• **Goal of the exercise**
Every line below that holds the string "this" should be copied.

┌─ Data under study

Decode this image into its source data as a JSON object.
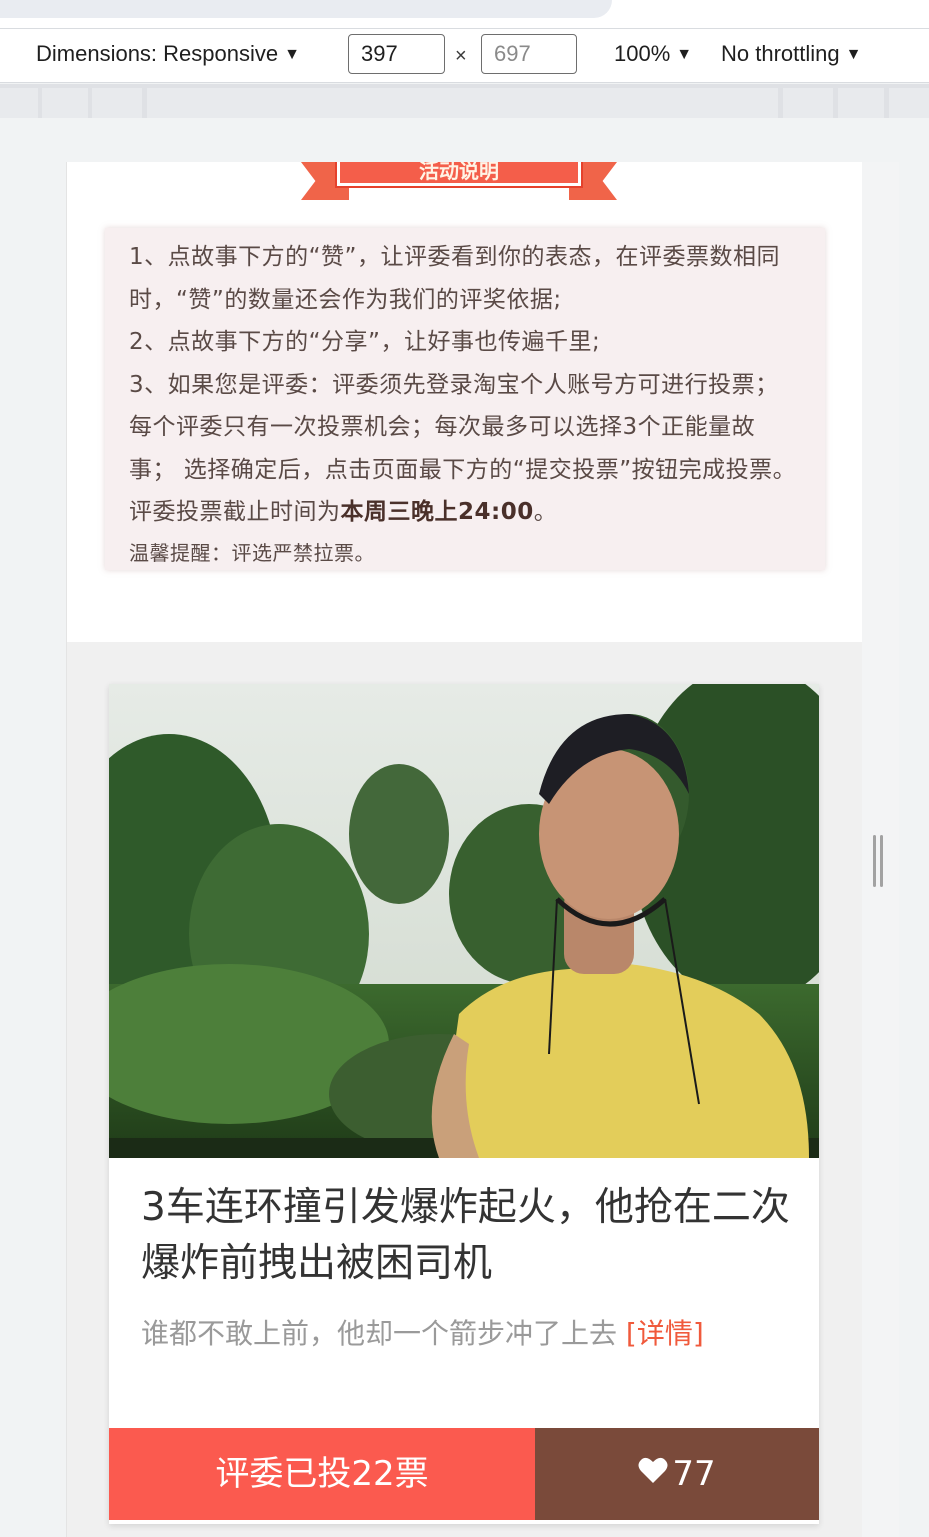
{
  "devtools": {
    "dimensions_label": "Dimensions: Responsive",
    "width_value": "397",
    "height_placeholder": "697",
    "times_sign": "×",
    "zoom": "100%",
    "throttling": "No throttling",
    "caret": "▼"
  },
  "rules": {
    "ribbon_title": "活动说明",
    "line1": "1、点故事下方的“赞”，让评委看到你的表态，在评委票数相同时，“赞”的数量还会作为我们的评奖依据;",
    "line2": "2、点故事下方的“分享”，让好事也传遍千里;",
    "line3_a": "3、如果您是评委：评委须先登录淘宝个人账号方可进行投票；每个评委只有一次投票机会；每次最多可以选择3个正能量故事；  选择确定后，点击页面最下方的“提交投票”按钮完成投票。评委投票截止时间为",
    "line3_strong": "本周三晚上24:00",
    "line3_end": "。",
    "tip": "温馨提醒：评选严禁拉票。"
  },
  "story": {
    "title": "3车连环撞引发爆炸起火，他抢在二次爆炸前拽出被困司机",
    "subtitle": "谁都不敢上前，他却一个箭步冲了上去 ",
    "detail_link": "[详情]",
    "vote_label": "评委已投22票",
    "likes": "77",
    "colors": {
      "vote": "#fb5a4f",
      "like": "#7a4a3a",
      "link": "#f05a3c"
    }
  }
}
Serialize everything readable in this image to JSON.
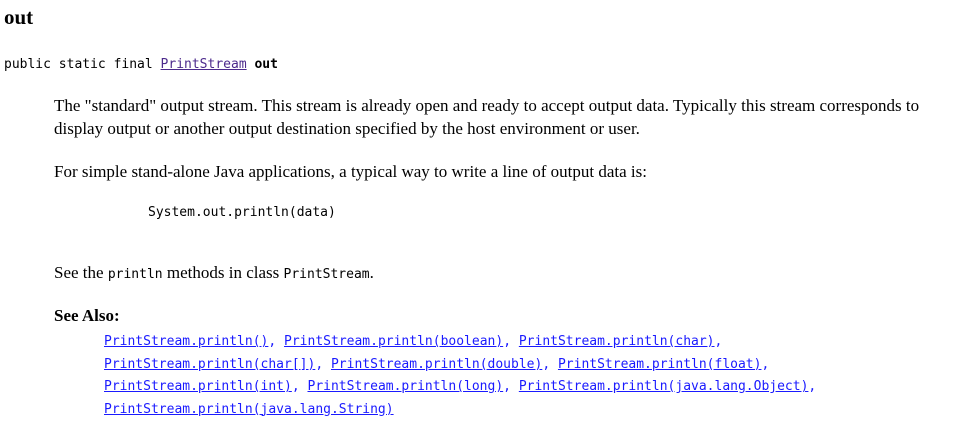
{
  "field": {
    "name": "out",
    "signature": {
      "modifiers": "public static final ",
      "type_link": "PrintStream",
      "name": "out"
    }
  },
  "description": {
    "p1": "The \"standard\" output stream. This stream is already open and ready to accept output data. Typically this stream corresponds to display output or another output destination specified by the host environment or user.",
    "p2": "For simple stand-alone Java applications, a typical way to write a line of output data is:",
    "code": "System.out.println(data)",
    "p3_prefix": "See the ",
    "p3_code1": "println",
    "p3_middle": " methods in class ",
    "p3_code2": "PrintStream",
    "p3_suffix": "."
  },
  "see_also": {
    "label": "See Also:",
    "links": [
      "PrintStream.println()",
      "PrintStream.println(boolean)",
      "PrintStream.println(char)",
      "PrintStream.println(char[])",
      "PrintStream.println(double)",
      "PrintStream.println(float)",
      "PrintStream.println(int)",
      "PrintStream.println(long)",
      "PrintStream.println(java.lang.Object)",
      "PrintStream.println(java.lang.String)"
    ],
    "separator": ", "
  },
  "colors": {
    "visited_link": "#4c2a8c",
    "link": "#1a1aff",
    "text": "#000000"
  }
}
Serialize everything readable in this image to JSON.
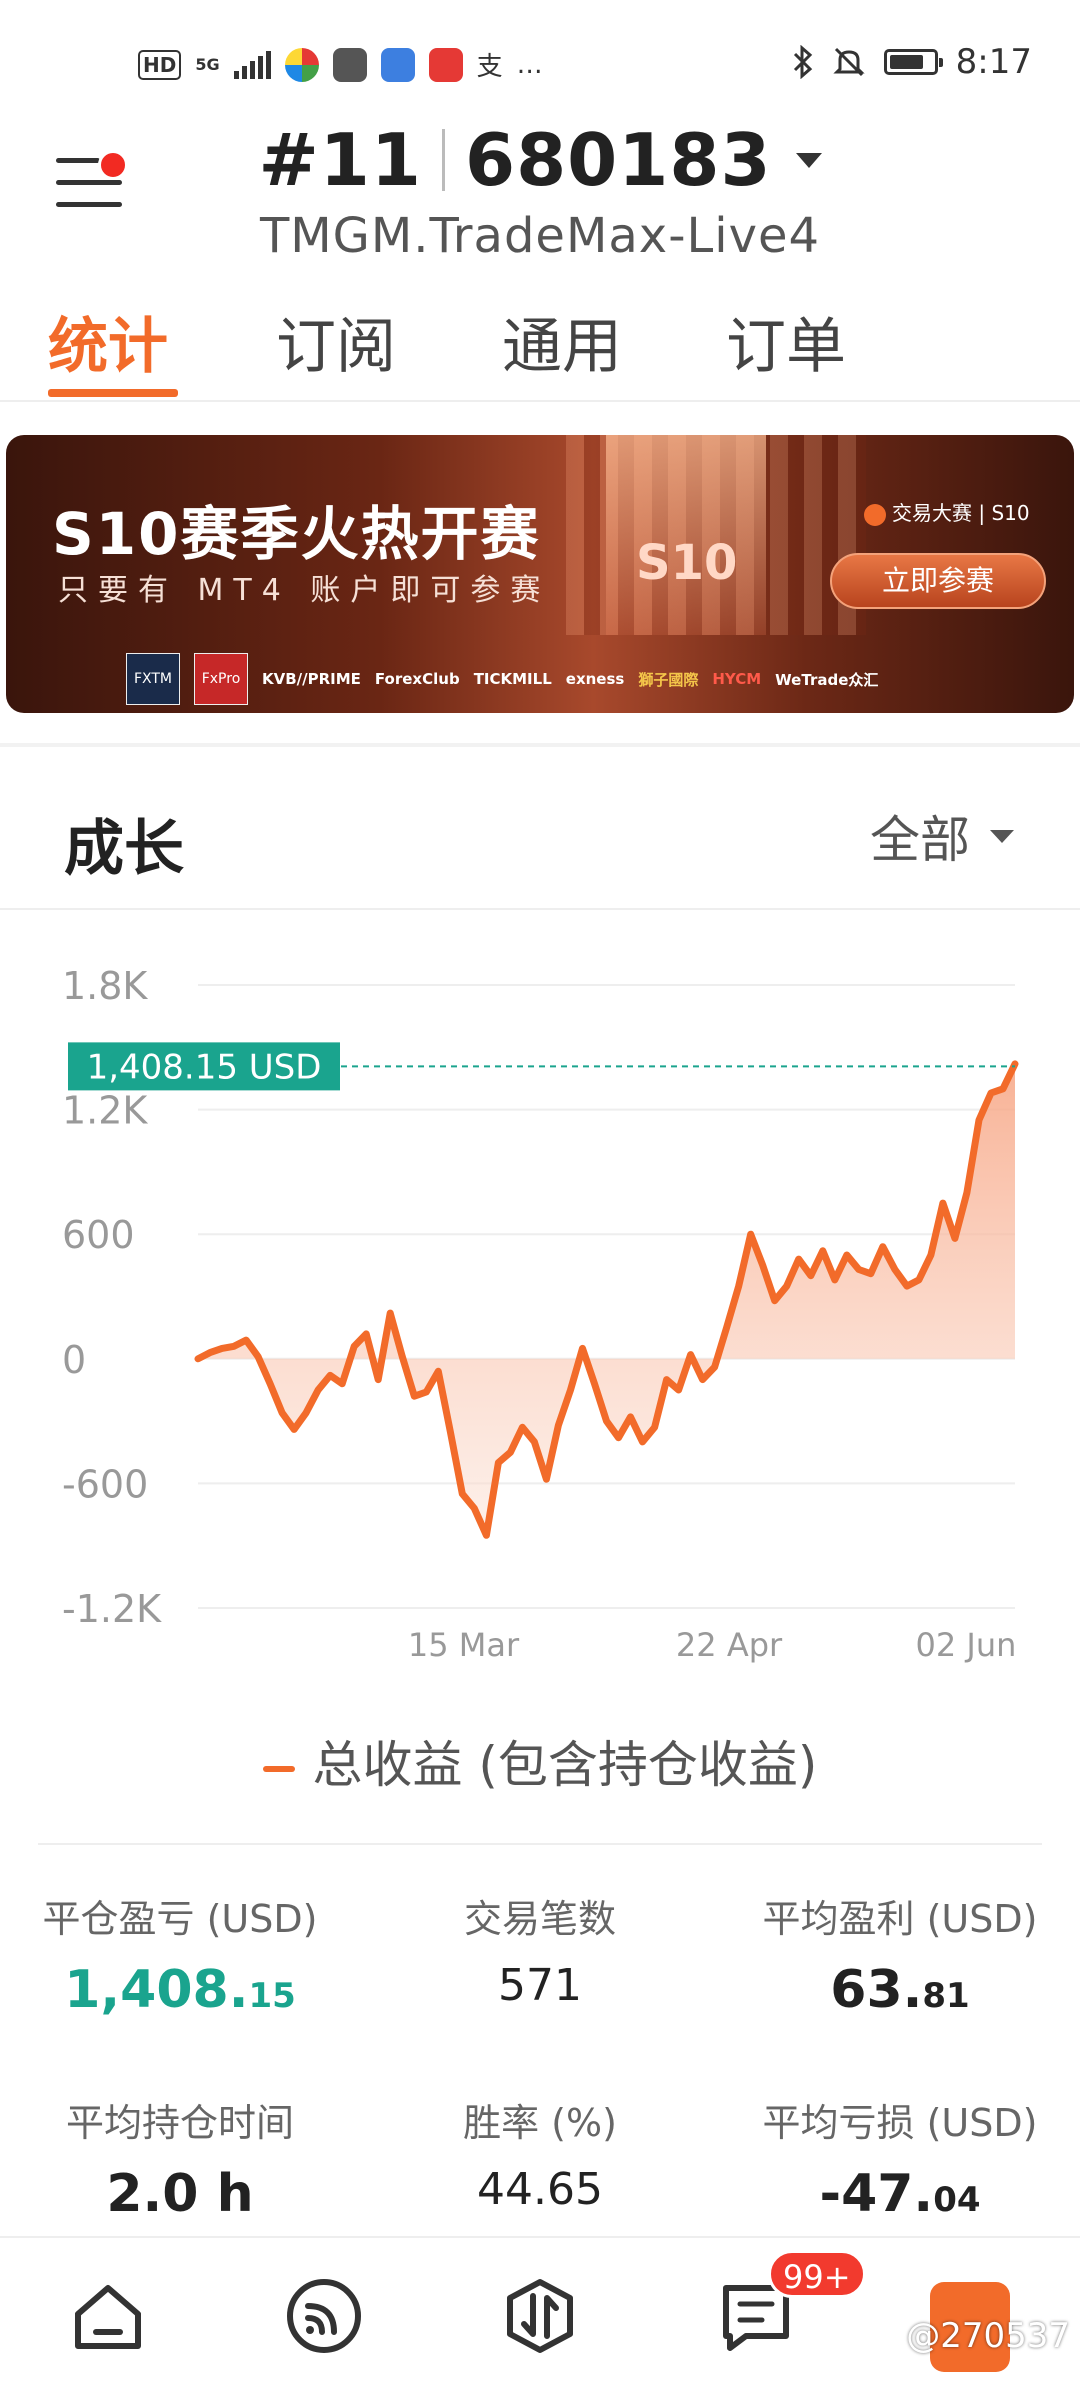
{
  "status_bar": {
    "hd": "HD",
    "network": "5G",
    "time": "8:17",
    "battery_level": 0.8,
    "more": "…",
    "pay_glyph": "支"
  },
  "header": {
    "account_prefix": "#11",
    "account_number": "680183",
    "server": "TMGM.TradeMax-Live4"
  },
  "tabs": [
    {
      "label": "统计",
      "active": true
    },
    {
      "label": "订阅",
      "active": false
    },
    {
      "label": "通用",
      "active": false
    },
    {
      "label": "订单",
      "active": false
    }
  ],
  "banner": {
    "title": "S10赛季火热开赛",
    "subtitle": "只要有 MT4 账户即可参赛",
    "brand": "交易大赛 | S10",
    "watermark_text": "S10",
    "cta": "立即参赛",
    "sponsors": [
      "FXTM",
      "FxPro",
      "KVB//PRIME",
      "ForexClub",
      "TICKMILL",
      "exness",
      "獅子國際",
      "HYCM",
      "WeTrade众汇"
    ]
  },
  "growth": {
    "title": "成长",
    "filter": "全部"
  },
  "chart_data": {
    "type": "area",
    "y_ticks": [
      "1.8K",
      "1.2K",
      "600",
      "0",
      "-600",
      "-1.2K"
    ],
    "ylim": [
      -1200,
      1800
    ],
    "x_ticks": [
      "15 Mar",
      "22 Apr",
      "02 Jun"
    ],
    "current_label": "1,408.15 USD",
    "current_value": 1408.15,
    "series": [
      {
        "name": "总收益 (包含持仓收益)",
        "color": "#f26b2a",
        "values": [
          0,
          30,
          50,
          60,
          90,
          10,
          -120,
          -260,
          -340,
          -260,
          -150,
          -80,
          -120,
          60,
          120,
          -100,
          220,
          10,
          -180,
          -160,
          -60,
          -350,
          -650,
          -720,
          -850,
          -500,
          -450,
          -330,
          -400,
          -580,
          -320,
          -150,
          50,
          -120,
          -300,
          -380,
          -280,
          -400,
          -330,
          -100,
          -150,
          20,
          -100,
          -40,
          150,
          350,
          600,
          450,
          280,
          350,
          480,
          400,
          520,
          380,
          500,
          430,
          410,
          540,
          430,
          350,
          380,
          500,
          750,
          580,
          800,
          1150,
          1280,
          1300,
          1420
        ]
      }
    ],
    "legend": "总收益 (包含持仓收益)"
  },
  "stats": [
    {
      "label": "平仓盈亏 (USD)",
      "value_main": "1,408.",
      "value_small": "15",
      "style": "green"
    },
    {
      "label": "交易笔数",
      "value_main": "571",
      "value_small": "",
      "style": "plain"
    },
    {
      "label": "平均盈利 (USD)",
      "value_main": "63.",
      "value_small": "81",
      "style": "bold"
    },
    {
      "label": "平均持仓时间",
      "value_main": "2.0 h",
      "value_small": "",
      "style": "bold"
    },
    {
      "label": "胜率 (%)",
      "value_main": "44.65",
      "value_small": "",
      "style": "plain"
    },
    {
      "label": "平均亏损 (USD)",
      "value_main": "-47.",
      "value_small": "04",
      "style": "bold"
    }
  ],
  "bottom_nav": {
    "badge": "99+",
    "watermark": "@270537"
  }
}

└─

• **Result of the task**
Decode this image into its source data as a JSON object.
Serialize everything readable in this image to JSON.
    "p1": "The \"standard\" output stream. This stream is already open and ready to accept output data. Typically this stream corresponds to display output or another output destination specified by the host environment or user.",
Serialize everything readable in this image to JSON.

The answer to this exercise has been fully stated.